Additional comment:
We do not recommend end product testing for the presence of pathogens as part of a corrective action plan.  This is because it is not an effective means of ensuring the safety of the entire lot of product exposed to potential time and temperature abuse. FDA recommends evaluating the time and temperature exposures above 40°F or the time exposures when not properly iced. Additionally, FDA recommends that affected products are discarded or diverted to non-food use.
 
You should respond in writing within fifteen (15) working days from your receipt of this letter. Your response should outline the specific things you are doing to correct these violations to include but not limited to: a copy of any revised HACCP plan or plans; at least five (5) product days worth of monitoring records (i.e., complete production days) to demonstrate that you have implemented the revised plan or plans; any verification records; and any other useful information that would assist us in evaluating your corrections.   If you cannot complete all corrections within fifteen days, you should explain the reason for your delay and state when you will correct any remaining violations.
 
If you do not respond or if we find your response inadequate, we may take further action.

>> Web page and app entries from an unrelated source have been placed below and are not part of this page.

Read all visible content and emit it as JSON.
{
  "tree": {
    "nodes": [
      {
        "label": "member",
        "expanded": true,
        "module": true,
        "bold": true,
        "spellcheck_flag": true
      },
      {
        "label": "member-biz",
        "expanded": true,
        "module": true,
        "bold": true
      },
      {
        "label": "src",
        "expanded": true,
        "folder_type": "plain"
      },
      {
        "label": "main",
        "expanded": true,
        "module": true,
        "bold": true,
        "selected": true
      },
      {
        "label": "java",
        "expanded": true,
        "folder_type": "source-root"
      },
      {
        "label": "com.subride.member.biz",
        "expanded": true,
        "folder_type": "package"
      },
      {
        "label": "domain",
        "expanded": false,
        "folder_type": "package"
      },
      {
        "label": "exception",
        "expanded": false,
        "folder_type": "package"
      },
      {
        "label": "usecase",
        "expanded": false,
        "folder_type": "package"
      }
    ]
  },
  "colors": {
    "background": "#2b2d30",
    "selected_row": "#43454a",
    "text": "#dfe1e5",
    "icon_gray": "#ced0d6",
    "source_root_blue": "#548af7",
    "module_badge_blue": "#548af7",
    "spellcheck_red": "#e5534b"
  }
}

For instance, we may take further action to refuse admission of your imported fish or fishery products under Section 801(a) of the Act (21 U.S.C. §381(a)), including placing them on detention without physical examination (DWPE). FDA’s DWPE is an administrative procedure whereby products offered for import into the United States may be detained without physical examination upon entry. DWPE information may be conveyed in FDA’s Import Alerts. For your information, an example of an Import Alert that conveys information specific to foreign firms that are not in compliance with the seafood HACCP regulation is Import Alert #16-120. You may view this alert at: http://www.accessdata.fda.gov/cms_ia/ialist.html
 
This letter may not list all the deviations at your facility. You are responsible for ensuring that your processing plant operates in compliance with the Act, the Seafood HACCP regulation, and the Good Manufacturing Practice regulation (21 CFR 110). You also have a responsibility to use procedures to prevent further violations of the Act and all applicable regulations.
 
Additionally, Section 743 of the Act (21 U.S.C. 379j-31) authorizes FDA to assess and collect fees to cover FDA’s costs for certain activities, including re-inspection-related costs. A re-inspection is one or more inspections conducted subsequent to an inspection that identified noncompliance materially related to a food safety requirement of the Act, specifically to determine whether compliance has been achieved. Re-inspection-related costs means all expenses, including administrative expenses, incurred in connection with FDA’s arranging, conducting, and evaluating the results of the re-inspection and assessing and collecting the re-inspection fees (21 U.S.C. 379j-31(a)(2)(B)). For a foreign facility, FDA will assess and collect fees for re-inspection-related costs from the U.S. Agent for the foreign facility. 
 
The inspection noted in this letter identified noncompliance materially related to a food safety requirement of the Act. Accordingly, FDA may assess fees to cover any re-inspection-related costs. You should consider providing your US Agent with a copy of this letter.
 
Please send your reply to Food and Drug Administration, Attention: Maria Corpuz, Consumer Safety Officer, Office of Compliance, Division of Enforcement, Food Adulteration Assessment Branch (HFS-607), 5100 Paint Branch Parkway, College Park, MD 20740 U.S.A. If you have any questions regarding this letter, you may contact Ms. Corpuz via email at Maria.Corpuz@fda.hhs.gov 
 
 
Sincerely,
/S/
Roberta Wagner
Director
Office of Compliance
Center for Food Safety
   and Applied Nutrition